*Working data:*
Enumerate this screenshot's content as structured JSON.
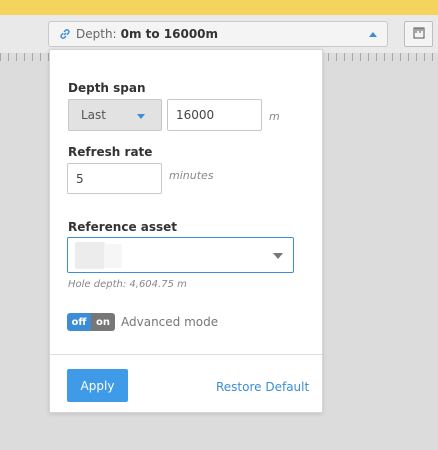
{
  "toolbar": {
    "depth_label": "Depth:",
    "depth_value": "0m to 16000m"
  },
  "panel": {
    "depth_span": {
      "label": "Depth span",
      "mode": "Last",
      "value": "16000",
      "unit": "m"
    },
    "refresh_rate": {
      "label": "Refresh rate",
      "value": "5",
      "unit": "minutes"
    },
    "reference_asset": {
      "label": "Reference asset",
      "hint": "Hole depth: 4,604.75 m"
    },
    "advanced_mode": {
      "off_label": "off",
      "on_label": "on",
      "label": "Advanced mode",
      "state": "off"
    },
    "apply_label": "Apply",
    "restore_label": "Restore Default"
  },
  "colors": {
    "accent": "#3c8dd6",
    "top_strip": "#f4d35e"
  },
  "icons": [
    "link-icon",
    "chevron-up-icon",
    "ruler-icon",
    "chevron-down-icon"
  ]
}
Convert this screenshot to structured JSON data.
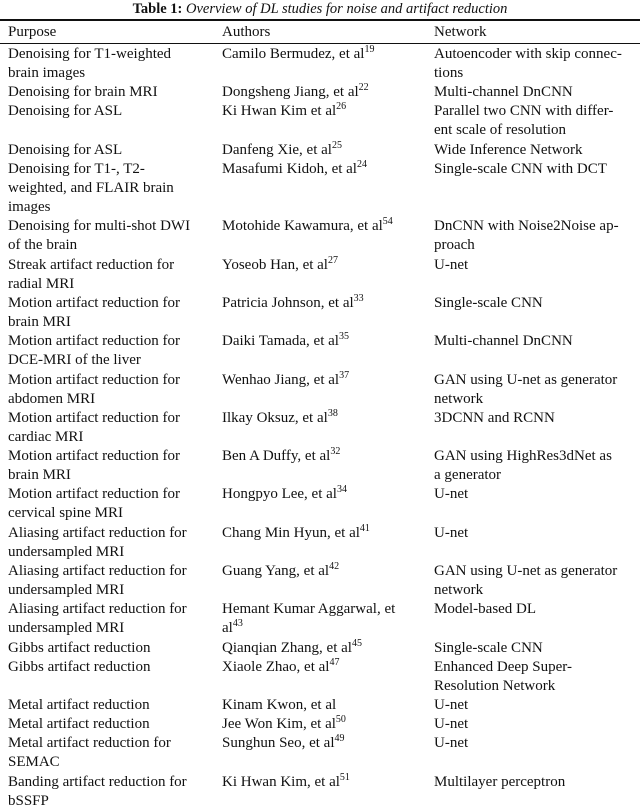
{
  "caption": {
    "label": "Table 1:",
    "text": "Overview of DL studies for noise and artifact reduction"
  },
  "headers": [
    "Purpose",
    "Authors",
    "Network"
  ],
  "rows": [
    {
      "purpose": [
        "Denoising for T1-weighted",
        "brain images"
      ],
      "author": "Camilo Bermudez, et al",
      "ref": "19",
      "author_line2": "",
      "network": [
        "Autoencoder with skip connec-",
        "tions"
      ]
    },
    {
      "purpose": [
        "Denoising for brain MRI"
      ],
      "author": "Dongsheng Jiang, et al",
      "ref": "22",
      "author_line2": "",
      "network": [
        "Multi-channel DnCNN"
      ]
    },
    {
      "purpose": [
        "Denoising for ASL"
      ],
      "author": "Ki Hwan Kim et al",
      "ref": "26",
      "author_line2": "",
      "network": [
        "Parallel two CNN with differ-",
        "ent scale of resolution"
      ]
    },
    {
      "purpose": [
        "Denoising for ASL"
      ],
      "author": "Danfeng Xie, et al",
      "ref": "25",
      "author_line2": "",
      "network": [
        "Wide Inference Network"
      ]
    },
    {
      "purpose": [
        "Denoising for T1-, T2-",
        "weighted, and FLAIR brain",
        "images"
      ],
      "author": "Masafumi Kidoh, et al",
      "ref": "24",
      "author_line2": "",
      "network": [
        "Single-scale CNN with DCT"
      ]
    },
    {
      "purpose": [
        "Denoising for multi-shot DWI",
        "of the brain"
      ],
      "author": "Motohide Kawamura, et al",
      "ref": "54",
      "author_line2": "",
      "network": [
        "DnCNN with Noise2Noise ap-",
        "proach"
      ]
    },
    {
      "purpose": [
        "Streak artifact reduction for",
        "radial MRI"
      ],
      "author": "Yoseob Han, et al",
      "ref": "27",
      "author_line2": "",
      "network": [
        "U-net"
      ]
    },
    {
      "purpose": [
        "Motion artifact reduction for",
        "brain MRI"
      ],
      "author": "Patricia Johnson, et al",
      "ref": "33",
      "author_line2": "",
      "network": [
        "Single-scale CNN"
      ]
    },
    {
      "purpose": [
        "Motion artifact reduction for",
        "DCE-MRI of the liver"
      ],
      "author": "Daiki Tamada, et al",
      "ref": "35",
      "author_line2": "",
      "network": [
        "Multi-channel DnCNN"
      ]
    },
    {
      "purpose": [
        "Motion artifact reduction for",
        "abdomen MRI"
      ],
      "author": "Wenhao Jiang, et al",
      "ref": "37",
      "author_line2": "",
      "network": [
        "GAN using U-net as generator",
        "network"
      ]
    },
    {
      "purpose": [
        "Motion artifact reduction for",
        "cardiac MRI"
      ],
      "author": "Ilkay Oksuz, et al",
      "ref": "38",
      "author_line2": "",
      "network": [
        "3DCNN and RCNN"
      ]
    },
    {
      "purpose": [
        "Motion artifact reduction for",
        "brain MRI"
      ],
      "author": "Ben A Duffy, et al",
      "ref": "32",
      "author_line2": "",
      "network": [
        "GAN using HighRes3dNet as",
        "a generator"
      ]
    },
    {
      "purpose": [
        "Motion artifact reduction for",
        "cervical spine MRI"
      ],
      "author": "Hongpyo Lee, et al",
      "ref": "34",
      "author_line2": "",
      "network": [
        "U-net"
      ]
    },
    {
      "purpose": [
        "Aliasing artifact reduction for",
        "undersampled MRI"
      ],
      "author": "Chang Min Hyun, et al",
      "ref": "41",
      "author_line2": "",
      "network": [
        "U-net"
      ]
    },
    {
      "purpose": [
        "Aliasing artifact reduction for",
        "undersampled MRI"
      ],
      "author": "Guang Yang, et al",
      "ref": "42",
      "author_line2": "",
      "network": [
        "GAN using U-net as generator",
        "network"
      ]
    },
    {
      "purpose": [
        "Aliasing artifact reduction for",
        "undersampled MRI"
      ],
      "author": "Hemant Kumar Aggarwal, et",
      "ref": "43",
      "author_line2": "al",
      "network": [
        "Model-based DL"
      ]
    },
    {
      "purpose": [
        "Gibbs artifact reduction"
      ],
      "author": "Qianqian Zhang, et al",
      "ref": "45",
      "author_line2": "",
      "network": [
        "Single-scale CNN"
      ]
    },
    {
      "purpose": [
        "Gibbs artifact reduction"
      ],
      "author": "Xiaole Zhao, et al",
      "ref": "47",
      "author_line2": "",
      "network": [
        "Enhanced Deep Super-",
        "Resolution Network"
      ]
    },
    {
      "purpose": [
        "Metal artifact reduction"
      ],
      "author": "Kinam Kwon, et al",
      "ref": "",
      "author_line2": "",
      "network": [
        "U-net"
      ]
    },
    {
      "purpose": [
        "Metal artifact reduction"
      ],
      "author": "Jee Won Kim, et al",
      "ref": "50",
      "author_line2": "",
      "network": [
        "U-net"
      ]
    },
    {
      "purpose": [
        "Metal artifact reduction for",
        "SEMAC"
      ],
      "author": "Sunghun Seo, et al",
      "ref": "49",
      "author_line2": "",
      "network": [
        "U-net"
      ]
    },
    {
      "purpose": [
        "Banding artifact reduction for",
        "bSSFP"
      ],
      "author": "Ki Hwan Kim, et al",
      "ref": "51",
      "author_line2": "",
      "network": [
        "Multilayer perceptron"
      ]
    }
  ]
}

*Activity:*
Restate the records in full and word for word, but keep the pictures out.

*Solution to this exercise:*
Enumerate this screenshot's content as structured JSON.
{
  "toolbar": {
    "depth_label": "Depth:",
    "depth_value": "0m to 16000m"
  },
  "panel": {
    "depth_span": {
      "label": "Depth span",
      "mode": "Last",
      "value": "16000",
      "unit": "m"
    },
    "refresh_rate": {
      "label": "Refresh rate",
      "value": "5",
      "unit": "minutes"
    },
    "reference_asset": {
      "label": "Reference asset",
      "hint": "Hole depth: 4,604.75 m"
    },
    "advanced_mode": {
      "off_label": "off",
      "on_label": "on",
      "label": "Advanced mode",
      "state": "off"
    },
    "apply_label": "Apply",
    "restore_label": "Restore Default"
  },
  "colors": {
    "accent": "#3c8dd6",
    "top_strip": "#f4d35e"
  },
  "icons": [
    "link-icon",
    "chevron-up-icon",
    "ruler-icon",
    "chevron-down-icon"
  ]
}
Convert this screenshot to structured JSON data.
{
  "caption": {
    "label": "Table 1:",
    "text": "Overview of DL studies for noise and artifact reduction"
  },
  "headers": [
    "Purpose",
    "Authors",
    "Network"
  ],
  "rows": [
    {
      "purpose": [
        "Denoising for T1-weighted",
        "brain images"
      ],
      "author": "Camilo Bermudez, et al",
      "ref": "19",
      "author_line2": "",
      "network": [
        "Autoencoder with skip connec-",
        "tions"
      ]
    },
    {
      "purpose": [
        "Denoising for brain MRI"
      ],
      "author": "Dongsheng Jiang, et al",
      "ref": "22",
      "author_line2": "",
      "network": [
        "Multi-channel DnCNN"
      ]
    },
    {
      "purpose": [
        "Denoising for ASL"
      ],
      "author": "Ki Hwan Kim et al",
      "ref": "26",
      "author_line2": "",
      "network": [
        "Parallel two CNN with differ-",
        "ent scale of resolution"
      ]
    },
    {
      "purpose": [
        "Denoising for ASL"
      ],
      "author": "Danfeng Xie, et al",
      "ref": "25",
      "author_line2": "",
      "network": [
        "Wide Inference Network"
      ]
    },
    {
      "purpose": [
        "Denoising for T1-, T2-",
        "weighted, and FLAIR brain",
        "images"
      ],
      "author": "Masafumi Kidoh, et al",
      "ref": "24",
      "author_line2": "",
      "network": [
        "Single-scale CNN with DCT"
      ]
    },
    {
      "purpose": [
        "Denoising for multi-shot DWI",
        "of the brain"
      ],
      "author": "Motohide Kawamura, et al",
      "ref": "54",
      "author_line2": "",
      "network": [
        "DnCNN with Noise2Noise ap-",
        "proach"
      ]
    },
    {
      "purpose": [
        "Streak artifact reduction for",
        "radial MRI"
      ],
      "author": "Yoseob Han, et al",
      "ref": "27",
      "author_line2": "",
      "network": [
        "U-net"
      ]
    },
    {
      "purpose": [
        "Motion artifact reduction for",
        "brain MRI"
      ],
      "author": "Patricia Johnson, et al",
      "ref": "33",
      "author_line2": "",
      "network": [
        "Single-scale CNN"
      ]
    },
    {
      "purpose": [
        "Motion artifact reduction for",
        "DCE-MRI of the liver"
      ],
      "author": "Daiki Tamada, et al",
      "ref": "35",
      "author_line2": "",
      "network": [
        "Multi-channel DnCNN"
      ]
    },
    {
      "purpose": [
        "Motion artifact reduction for",
        "abdomen MRI"
      ],
      "author": "Wenhao Jiang, et al",
      "ref": "37",
      "author_line2": "",
      "network": [
        "GAN using U-net as generator",
        "network"
      ]
    },
    {
      "purpose": [
        "Motion artifact reduction for",
        "cardiac MRI"
      ],
      "author": "Ilkay Oksuz, et al",
      "ref": "38",
      "author_line2": "",
      "network": [
        "3DCNN and RCNN"
      ]
    },
    {
      "purpose": [
        "Motion artifact reduction for",
        "brain MRI"
      ],
      "author": "Ben A Duffy, et al",
      "ref": "32",
      "author_line2": "",
      "network": [
        "GAN using HighRes3dNet as",
        "a generator"
      ]
    },
    {
      "purpose": [
        "Motion artifact reduction for",
        "cervical spine MRI"
      ],
      "author": "Hongpyo Lee, et al",
      "ref": "34",
      "author_line2": "",
      "network": [
        "U-net"
      ]
    },
    {
      "purpose": [
        "Aliasing artifact reduction for",
        "undersampled MRI"
      ],
      "author": "Chang Min Hyun, et al",
      "ref": "41",
      "author_line2": "",
      "network": [
        "U-net"
      ]
    },
    {
      "purpose": [
        "Aliasing artifact reduction for",
        "undersampled MRI"
      ],
      "author": "Guang Yang, et al",
      "ref": "42",
      "author_line2": "",
      "network": [
        "GAN using U-net as generator",
        "network"
      ]
    },
    {
      "purpose": [
        "Aliasing artifact reduction for",
        "undersampled MRI"
      ],
      "author": "Hemant Kumar Aggarwal, et",
      "ref": "43",
      "author_line2": "al",
      "network": [
        "Model-based DL"
      ]
    },
    {
      "purpose": [
        "Gibbs artifact reduction"
      ],
      "author": "Qianqian Zhang, et al",
      "ref": "45",
      "author_line2": "",
      "network": [
        "Single-scale CNN"
      ]
    },
    {
      "purpose": [
        "Gibbs artifact reduction"
      ],
      "author": "Xiaole Zhao, et al",
      "ref": "47",
      "author_line2": "",
      "network": [
        "Enhanced Deep Super-",
        "Resolution Network"
      ]
    },
    {
      "purpose": [
        "Metal artifact reduction"
      ],
      "author": "Kinam Kwon, et al",
      "ref": "",
      "author_line2": "",
      "network": [
        "U-net"
      ]
    },
    {
      "purpose": [
        "Metal artifact reduction"
      ],
      "author": "Jee Won Kim, et al",
      "ref": "50",
      "author_line2": "",
      "network": [
        "U-net"
      ]
    },
    {
      "purpose": [
        "Metal artifact reduction for",
        "SEMAC"
      ],
      "author": "Sunghun Seo, et al",
      "ref": "49",
      "author_line2": "",
      "network": [
        "U-net"
      ]
    },
    {
      "purpose": [
        "Banding artifact reduction for",
        "bSSFP"
      ],
      "author": "Ki Hwan Kim, et al",
      "ref": "51",
      "author_line2": "",
      "network": [
        "Multilayer perceptron"
      ]
    }
  ]
}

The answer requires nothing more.